**Problem to work on**
Scan the data below for the string "title". Copy every line where it appears.

**Dataset records**
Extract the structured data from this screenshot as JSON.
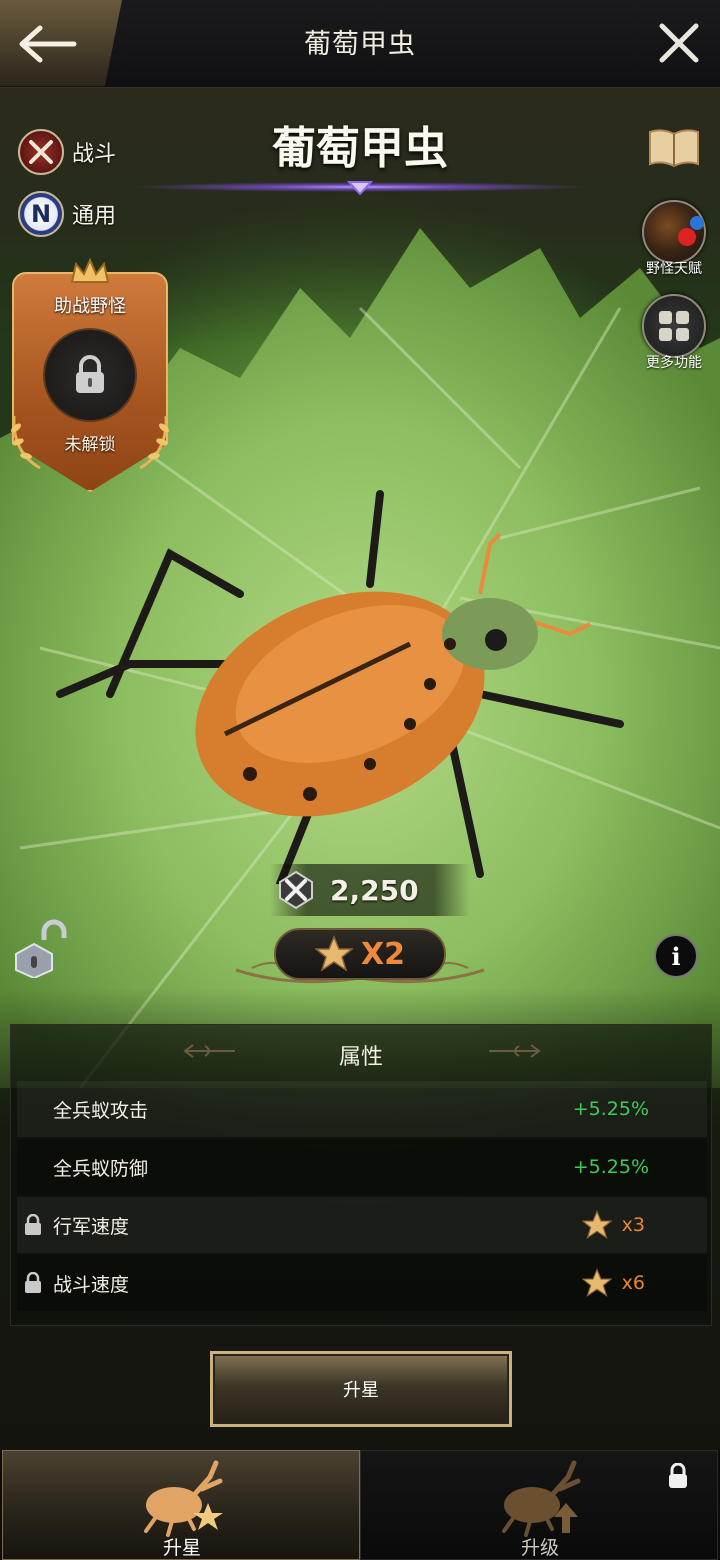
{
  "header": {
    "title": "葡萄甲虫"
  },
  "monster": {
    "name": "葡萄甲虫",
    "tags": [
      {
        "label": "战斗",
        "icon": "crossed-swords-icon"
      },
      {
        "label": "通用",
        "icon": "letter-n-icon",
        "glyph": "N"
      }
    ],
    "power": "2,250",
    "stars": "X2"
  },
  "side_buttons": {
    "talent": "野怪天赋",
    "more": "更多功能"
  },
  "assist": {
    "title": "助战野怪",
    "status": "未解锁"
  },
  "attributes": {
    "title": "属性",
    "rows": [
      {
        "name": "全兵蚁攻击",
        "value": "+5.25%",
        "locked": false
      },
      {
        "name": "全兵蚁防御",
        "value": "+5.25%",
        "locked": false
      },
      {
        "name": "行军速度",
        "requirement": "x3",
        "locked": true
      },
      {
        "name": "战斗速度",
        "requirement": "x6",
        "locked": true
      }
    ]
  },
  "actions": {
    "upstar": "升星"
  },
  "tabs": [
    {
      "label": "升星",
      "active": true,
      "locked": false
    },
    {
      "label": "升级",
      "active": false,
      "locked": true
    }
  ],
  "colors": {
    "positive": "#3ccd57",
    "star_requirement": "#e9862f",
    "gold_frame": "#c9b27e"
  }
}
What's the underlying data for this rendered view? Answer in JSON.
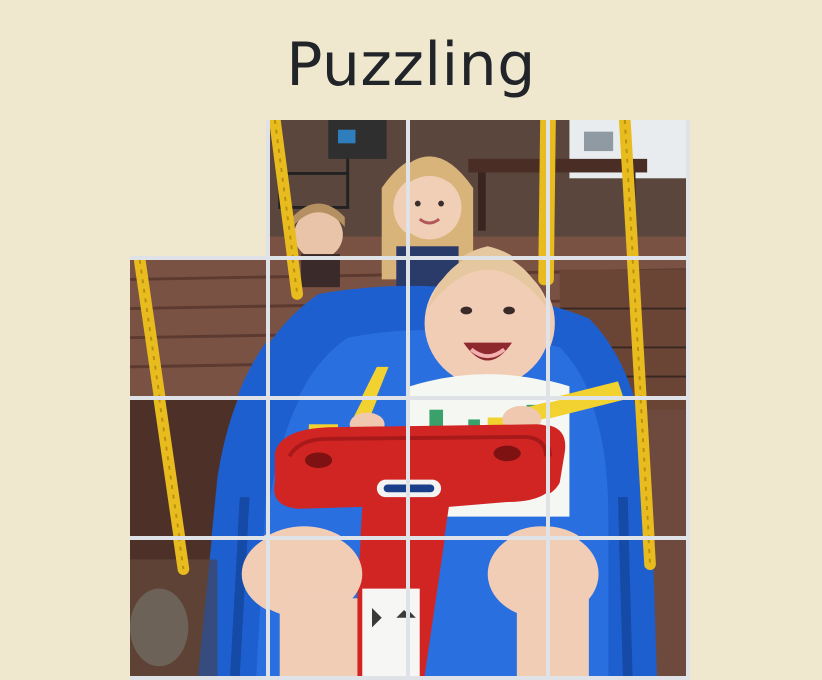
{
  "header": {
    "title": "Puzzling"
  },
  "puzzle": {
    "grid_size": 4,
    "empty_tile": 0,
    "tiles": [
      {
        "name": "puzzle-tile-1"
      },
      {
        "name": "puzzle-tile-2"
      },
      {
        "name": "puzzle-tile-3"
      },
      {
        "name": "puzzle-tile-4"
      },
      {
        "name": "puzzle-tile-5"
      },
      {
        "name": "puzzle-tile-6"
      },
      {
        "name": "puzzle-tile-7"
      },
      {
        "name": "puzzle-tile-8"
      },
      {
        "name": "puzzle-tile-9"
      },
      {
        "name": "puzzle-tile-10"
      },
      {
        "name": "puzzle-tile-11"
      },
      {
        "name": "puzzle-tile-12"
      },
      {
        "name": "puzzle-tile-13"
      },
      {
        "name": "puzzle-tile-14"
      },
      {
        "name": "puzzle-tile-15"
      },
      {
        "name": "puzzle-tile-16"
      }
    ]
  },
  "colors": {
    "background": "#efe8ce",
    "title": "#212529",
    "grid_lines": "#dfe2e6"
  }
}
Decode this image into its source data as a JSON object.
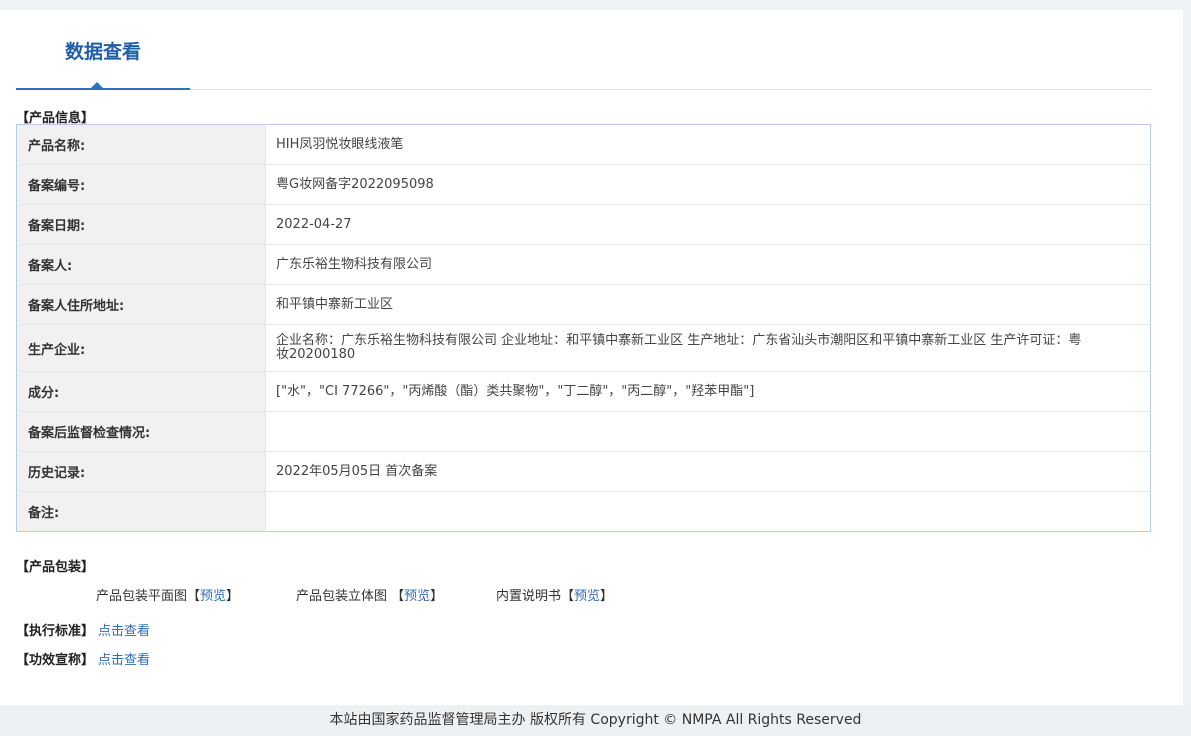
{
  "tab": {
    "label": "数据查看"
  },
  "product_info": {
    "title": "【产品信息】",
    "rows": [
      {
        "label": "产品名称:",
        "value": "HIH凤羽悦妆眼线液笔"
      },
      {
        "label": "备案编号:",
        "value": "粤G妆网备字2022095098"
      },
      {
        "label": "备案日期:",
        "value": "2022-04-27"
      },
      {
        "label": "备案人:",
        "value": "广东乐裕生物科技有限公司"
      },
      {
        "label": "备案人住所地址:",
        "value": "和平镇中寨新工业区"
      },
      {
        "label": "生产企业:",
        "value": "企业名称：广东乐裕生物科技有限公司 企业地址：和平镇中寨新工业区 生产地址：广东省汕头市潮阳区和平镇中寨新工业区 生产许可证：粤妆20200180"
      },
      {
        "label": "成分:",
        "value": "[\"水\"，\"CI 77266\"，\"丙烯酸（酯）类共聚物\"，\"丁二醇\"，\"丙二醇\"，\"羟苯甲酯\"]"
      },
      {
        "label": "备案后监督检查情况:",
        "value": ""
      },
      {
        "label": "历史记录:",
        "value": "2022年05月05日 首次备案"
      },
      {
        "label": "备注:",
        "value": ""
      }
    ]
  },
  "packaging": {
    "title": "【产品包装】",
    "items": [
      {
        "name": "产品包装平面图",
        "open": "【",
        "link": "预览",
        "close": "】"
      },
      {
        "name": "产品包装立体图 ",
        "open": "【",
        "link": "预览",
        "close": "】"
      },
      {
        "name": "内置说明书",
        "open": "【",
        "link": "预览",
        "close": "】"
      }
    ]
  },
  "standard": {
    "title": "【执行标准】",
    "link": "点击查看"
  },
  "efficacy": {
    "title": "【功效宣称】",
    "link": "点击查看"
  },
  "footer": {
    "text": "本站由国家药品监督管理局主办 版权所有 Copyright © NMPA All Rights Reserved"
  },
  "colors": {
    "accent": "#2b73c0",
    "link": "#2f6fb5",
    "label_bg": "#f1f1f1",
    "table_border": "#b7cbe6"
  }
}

**Response to the task**
    "title": "葡萄甲虫"
    "title": "助战野怪",
    "title": "属性",
    "title": "Puzzling"
    "title": "#212529",
    "title": "【产品信息】",
    "title": "【产品包装】",
    "title": "【执行标准】",
    "title": "【功效宣称】",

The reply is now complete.